As a journalist, she also shared her experiences with the audience. Goodman said that elected officials are the ones journalists should most press for information. “I’ve learned in my years as a reporter that when a government official says ‘that’s ridiculous,’ you’re probably on the right track,” she said, drawing some laughter from audience members.

Goodman believes that journalism has a fundamental role to play in correcting today’s injustices. “There is a reason why our profession is the only profession that’s explicitly protected by the Constitution. It’s because we’re supposed to check and balance [the government]…especially in a time of war.”

Tales from Afghanistan

Sonali Kolhatkar is an Afghani woman living in the United States; the co-director of Afghan Women’s Mission shares a gender and ethnic history with Afghani women living in Afghanistan today; fortunately for her, she doesn’t share much else.

“Afghani people want justice,” she said. “They need to heal from the decades of war that they’ve experienced. If we’re interested in democracy, we’d be interested in what the Afghani people want.”
Kolhatkar, a Caltech graduate, is the host and producer of KPFK’s morning program “Uprising,” which broadcasts in Los Angeles from 8 to 9 a.m. on weekdays on KPFK. She recently made a trip to Afghanistan in cooperation with Revolutionary Association of the Women of Afghanistan (RAWA) in a join-effort to better conditions and further opportunities of Afghani women.

She spoke with many of the women there who Kolhatkar said have close to nothing in their lives. She quoted one of the women she met there having said, “I think no one has a life as bad as I do.” Kolhatkar showed the audience a slide-show of pictures, including one which resembled nothing more than a large box, in which this woman lives.
This woman is not an isolated case. Afghanistan has a history of poverty and violence and has been for centuries a crossroad for empires and armies because of its geographical location, said Kolhatkar.

But today, Kolhatkar said that Afghanistan has disappeared from the news largely because President Bush has falsely led Americans to believe that everything is O.K. in the country following the fall of the Taliban, the militant Islamic movement which ruled Afghanistan from 1996 to 2001. “Afghanistan’s fallen off the face of the map — again,” she said.

“They [the United States] have not followed up on women’s liberation following the fall of Taliban,” she said. “…Because the media has convinced us that everything in Afghanistan is O.K.”

Kolhatkar said they didn’t meet anyone on their trip who didn’t have a mother, father, brother, sister or relative who wasn’t dead because of the violence and war in the country. What’s worse is that the women can do nothing, she said. “Political organization is a life-risking act for women in Afghanistan.”

According to her, today 80 percent of women in the country must still wear the burqa, a veil that is worn by women in Afghanistan that covers their entire head, face and body as one way of following “hijab” which is what guides Muslims in terms of their dress code as stated in the Quran, the Muslim holy book.

To Kolhatkar, the important thing is to give women a means of survival.

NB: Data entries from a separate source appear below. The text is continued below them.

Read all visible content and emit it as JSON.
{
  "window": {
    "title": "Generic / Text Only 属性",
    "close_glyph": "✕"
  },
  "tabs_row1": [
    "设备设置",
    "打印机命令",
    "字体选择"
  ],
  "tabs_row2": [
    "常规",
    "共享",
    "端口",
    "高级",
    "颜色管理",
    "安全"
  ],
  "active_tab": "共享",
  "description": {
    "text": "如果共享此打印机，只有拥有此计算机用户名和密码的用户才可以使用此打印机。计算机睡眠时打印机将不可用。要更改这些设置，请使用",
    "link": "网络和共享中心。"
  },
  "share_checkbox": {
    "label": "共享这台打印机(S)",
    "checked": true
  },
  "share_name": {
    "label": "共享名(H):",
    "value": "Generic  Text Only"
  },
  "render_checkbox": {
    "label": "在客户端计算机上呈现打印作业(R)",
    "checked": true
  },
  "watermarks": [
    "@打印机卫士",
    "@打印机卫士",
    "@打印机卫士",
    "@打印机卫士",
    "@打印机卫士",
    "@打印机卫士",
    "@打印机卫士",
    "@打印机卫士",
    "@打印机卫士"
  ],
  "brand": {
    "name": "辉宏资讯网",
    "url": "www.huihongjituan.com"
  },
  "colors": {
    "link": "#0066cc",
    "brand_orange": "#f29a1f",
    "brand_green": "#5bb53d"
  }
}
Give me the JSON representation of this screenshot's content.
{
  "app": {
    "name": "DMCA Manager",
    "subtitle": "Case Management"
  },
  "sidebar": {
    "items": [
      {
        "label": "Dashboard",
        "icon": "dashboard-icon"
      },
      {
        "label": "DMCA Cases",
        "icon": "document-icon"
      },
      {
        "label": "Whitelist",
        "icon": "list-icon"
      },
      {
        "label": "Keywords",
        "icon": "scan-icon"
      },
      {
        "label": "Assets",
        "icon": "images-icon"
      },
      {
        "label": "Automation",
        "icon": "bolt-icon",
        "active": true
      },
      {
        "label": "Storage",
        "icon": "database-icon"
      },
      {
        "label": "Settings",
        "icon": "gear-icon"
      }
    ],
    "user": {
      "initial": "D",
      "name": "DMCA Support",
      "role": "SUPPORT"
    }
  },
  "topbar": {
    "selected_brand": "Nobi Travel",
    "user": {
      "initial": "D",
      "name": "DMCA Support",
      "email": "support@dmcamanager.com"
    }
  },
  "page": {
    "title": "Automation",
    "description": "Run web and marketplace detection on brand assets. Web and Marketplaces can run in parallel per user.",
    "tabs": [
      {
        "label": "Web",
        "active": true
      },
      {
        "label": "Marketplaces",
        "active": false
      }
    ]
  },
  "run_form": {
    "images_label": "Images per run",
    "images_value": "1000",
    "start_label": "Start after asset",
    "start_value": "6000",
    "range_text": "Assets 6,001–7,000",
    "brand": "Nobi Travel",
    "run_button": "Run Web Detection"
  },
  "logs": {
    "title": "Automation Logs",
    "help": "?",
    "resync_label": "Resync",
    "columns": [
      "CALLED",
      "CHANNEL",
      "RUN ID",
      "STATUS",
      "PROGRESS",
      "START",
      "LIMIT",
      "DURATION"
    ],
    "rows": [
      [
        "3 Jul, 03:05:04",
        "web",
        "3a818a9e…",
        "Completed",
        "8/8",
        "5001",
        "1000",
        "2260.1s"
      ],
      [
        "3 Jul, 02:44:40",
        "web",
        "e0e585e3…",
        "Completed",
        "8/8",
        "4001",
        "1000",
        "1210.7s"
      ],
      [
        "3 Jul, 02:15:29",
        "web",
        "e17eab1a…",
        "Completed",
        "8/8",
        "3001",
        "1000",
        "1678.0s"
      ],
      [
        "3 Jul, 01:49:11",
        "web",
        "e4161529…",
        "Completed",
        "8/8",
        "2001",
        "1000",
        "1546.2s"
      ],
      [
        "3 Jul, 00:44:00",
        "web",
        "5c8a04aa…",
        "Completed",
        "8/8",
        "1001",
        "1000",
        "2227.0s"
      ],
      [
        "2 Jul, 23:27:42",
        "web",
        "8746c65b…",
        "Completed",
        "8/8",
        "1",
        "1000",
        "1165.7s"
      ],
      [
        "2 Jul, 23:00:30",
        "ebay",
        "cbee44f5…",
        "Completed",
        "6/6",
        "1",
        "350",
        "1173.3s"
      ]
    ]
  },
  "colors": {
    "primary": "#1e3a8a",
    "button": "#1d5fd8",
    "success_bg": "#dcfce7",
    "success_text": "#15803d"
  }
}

RAWA has begun projects like a knitting class, where women can learn to knit clothes so that they are able to sell their products for a living. Kolhatkar quoted one of the women in this class saying, “We don’t know what’s going to happen to us once this class is over,” because she didn’t know where she would go or what she would do.

Kolhatkar said that Bush’s lies about women’s supposed job opportunities following the Taliban removal are not helping their cause. She said that only 2 to 3 percent of women have gone to work after the United States dismantled the militant group in 2001, following the Sept. 11 attacks.

“All they need is money,” she said. “They don’t need some fancy degree from Yale.”

She ended the slide-show lecture with a picture of an Afghani woman next to words on the wall that read: “If I arise, then you will arise: we will all arise.”